GBS is a rare autoimmune response where a person’s own immune cells attack the protective coating on nerve fibers; specifically those that control movement and respiration. It’s characterized by symmetrical weakness, usually affecting the lower limbs first and then progressing to other parts of the body. It affects one person in every 100,000 and can lead to paralysis, but is usually temporary and 80% of patients have a full recovery.  Most GBS cases occur after a bacterial or viral infection and take a few days or weeks to develop.

The US Department of Health and Human Services conducted the study, with Dr. Daniel Salmon of the National Vaccine Program Office leading the research.  Twenty-three million people were vaccinated for H1N1 in 2009 and data was gathered from six different adverse monitoring systems.

Dr. Salmon’s group found that 77 people developed Guillain Barré syndrome within 91 days of receiving the vaccine. The vaccine accounted for an extra 1.6 people per million developing the condition. However, in 2009, the H1N1 “Swine Flu” pandemic infected 61 million people and caused 12,470 deaths. The vaccine is credited with preventing nearly a million cases of H1N1 and saving 500 lives.

“Clinicians, policy makers, and those eligible for vaccination must consider the overall risks and benefits of vaccination, as defined by epidemiological studies,” Dr. Salmon concludes. “But [people] should be assured that the benefits of influenza A (H1N1) 2009 monovalent inactivated vaccines greatly outweighed the risks.”

Another group of researchers spent 13 years compiling data on millions of patients and have found no link between vaccines and GBS. Researchers studied tetanus, hepatitis, pneumonia and flu vaccines and found no heightened risk for GBS.

Most studies done since 1976 have found no link between GBS and vaccines. Only a couple studies have shown a small increase in risk among people who received flu vaccines, including the 2009 shot against H1N1. Dr. Roger Baxter, the co-director of the Vaccine Study Center at Kaiser Permanente in California was the lead author on the study and noted that because GBS is so rare, its extremely difficult to determine whether a particular vaccine could have caused increased cases, which is why this study looked at millions of patients.

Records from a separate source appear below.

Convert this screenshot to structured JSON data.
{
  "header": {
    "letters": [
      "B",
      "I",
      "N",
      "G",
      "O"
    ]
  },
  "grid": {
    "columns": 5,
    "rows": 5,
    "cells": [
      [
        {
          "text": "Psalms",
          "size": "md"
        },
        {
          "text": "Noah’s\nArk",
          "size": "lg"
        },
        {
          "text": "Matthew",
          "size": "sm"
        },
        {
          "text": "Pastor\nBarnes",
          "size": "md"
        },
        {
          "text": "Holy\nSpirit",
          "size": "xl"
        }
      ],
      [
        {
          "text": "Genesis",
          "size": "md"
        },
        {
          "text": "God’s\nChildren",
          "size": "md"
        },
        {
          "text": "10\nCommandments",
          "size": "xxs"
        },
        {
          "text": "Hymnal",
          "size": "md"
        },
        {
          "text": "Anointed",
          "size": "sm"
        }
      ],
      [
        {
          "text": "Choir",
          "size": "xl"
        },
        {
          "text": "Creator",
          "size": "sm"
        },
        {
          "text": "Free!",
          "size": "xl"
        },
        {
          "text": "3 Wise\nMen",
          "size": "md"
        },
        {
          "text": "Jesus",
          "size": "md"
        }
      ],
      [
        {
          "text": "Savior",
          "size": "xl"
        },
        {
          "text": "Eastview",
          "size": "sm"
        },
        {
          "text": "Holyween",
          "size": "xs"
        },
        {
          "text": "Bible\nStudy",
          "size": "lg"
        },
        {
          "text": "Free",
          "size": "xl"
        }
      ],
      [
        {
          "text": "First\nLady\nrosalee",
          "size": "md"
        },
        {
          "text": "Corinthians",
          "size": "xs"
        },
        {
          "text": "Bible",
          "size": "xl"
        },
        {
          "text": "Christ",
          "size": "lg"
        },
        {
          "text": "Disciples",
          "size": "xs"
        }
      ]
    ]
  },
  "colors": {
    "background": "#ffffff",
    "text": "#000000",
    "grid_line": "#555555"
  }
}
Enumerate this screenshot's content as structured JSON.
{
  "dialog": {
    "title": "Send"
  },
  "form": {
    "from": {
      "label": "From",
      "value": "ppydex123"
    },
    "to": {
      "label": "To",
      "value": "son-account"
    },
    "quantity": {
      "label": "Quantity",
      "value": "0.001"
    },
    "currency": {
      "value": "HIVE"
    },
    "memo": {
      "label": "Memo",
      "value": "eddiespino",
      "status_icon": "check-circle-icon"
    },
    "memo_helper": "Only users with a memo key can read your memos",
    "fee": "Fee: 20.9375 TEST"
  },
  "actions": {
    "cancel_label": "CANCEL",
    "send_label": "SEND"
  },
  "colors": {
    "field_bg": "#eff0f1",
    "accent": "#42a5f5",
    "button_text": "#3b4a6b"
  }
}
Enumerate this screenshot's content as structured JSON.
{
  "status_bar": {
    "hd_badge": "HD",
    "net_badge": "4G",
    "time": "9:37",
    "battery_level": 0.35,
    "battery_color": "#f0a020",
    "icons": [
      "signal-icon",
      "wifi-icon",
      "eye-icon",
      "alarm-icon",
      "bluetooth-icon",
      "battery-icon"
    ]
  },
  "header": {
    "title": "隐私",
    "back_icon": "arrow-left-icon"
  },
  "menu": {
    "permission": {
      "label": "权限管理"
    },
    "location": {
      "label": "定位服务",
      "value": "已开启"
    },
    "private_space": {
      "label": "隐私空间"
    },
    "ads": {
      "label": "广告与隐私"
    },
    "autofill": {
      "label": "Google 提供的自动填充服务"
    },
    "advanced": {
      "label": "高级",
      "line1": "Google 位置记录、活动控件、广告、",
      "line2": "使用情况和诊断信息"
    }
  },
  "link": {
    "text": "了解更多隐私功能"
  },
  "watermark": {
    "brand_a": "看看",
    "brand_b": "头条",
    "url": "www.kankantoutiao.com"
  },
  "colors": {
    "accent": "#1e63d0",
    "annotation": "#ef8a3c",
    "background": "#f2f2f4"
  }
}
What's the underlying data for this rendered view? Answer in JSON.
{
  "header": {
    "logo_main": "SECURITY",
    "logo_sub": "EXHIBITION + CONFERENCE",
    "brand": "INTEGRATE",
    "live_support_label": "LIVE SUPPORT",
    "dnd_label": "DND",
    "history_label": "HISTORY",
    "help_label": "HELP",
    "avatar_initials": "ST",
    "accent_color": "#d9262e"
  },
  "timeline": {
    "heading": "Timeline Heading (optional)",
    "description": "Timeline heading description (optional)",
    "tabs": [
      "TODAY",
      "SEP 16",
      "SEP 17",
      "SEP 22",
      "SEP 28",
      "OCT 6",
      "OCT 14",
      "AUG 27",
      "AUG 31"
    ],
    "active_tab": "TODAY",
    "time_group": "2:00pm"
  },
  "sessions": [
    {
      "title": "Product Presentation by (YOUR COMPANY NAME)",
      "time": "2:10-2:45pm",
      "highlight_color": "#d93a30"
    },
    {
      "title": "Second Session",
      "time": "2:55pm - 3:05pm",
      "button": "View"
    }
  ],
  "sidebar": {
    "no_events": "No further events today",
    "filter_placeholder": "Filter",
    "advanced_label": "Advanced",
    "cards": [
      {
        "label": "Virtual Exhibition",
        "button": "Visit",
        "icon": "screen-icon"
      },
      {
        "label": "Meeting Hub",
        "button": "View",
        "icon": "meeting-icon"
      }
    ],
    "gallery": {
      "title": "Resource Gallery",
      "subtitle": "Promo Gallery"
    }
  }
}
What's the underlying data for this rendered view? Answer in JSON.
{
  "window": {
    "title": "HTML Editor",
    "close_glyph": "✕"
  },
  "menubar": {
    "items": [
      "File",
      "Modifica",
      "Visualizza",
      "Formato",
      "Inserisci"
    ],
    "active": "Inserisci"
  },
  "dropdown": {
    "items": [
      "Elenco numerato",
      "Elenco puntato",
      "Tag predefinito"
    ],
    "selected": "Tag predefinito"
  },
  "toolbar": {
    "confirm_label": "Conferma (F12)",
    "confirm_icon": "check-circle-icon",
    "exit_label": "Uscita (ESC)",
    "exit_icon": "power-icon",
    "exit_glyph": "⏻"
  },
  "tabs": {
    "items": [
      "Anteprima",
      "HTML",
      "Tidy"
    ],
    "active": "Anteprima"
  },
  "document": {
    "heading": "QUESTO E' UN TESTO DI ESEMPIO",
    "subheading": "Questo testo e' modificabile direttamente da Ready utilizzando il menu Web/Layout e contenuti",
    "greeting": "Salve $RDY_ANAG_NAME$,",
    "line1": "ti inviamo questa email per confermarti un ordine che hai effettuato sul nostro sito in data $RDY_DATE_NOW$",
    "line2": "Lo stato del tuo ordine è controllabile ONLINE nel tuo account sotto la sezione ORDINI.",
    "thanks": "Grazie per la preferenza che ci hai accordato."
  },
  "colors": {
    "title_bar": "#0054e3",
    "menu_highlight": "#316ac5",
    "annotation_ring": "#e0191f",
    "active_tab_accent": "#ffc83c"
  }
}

“There’s definitely a connection in people’s minds that vaccines cause this syndrome. But if you look at the (medical) literature, that doesn’t bear out,” Dr. Baxter states. “The bottom line is we think vaccines are very safe for this outcome, that they do not result in GBS, and if they do, it’s so rare it’s nothing to be worried about.”

The study notes that there were 415 cases of GBS from 1995 to 2006, and two-thirds of those had a documented gastrointestinal or respiratory infection in the weeks before developing GBS. Only 25 people had received a vaccine of any kind within six weeks of the onset of GBS. It was also noted that GBS cases were 50 percent more common in the winter, mirroring seasonal rates of infections like the flu and other respiratory illnesses.

Dr. Daniel Salmon of the Institute for Vaccine Safety at John Hopkins University said, “The take home message is vaccines are not causing Guillain-Barré Syndrome at a rate, if at all, that would possibly make the benefits of vaccination not worthwhile.”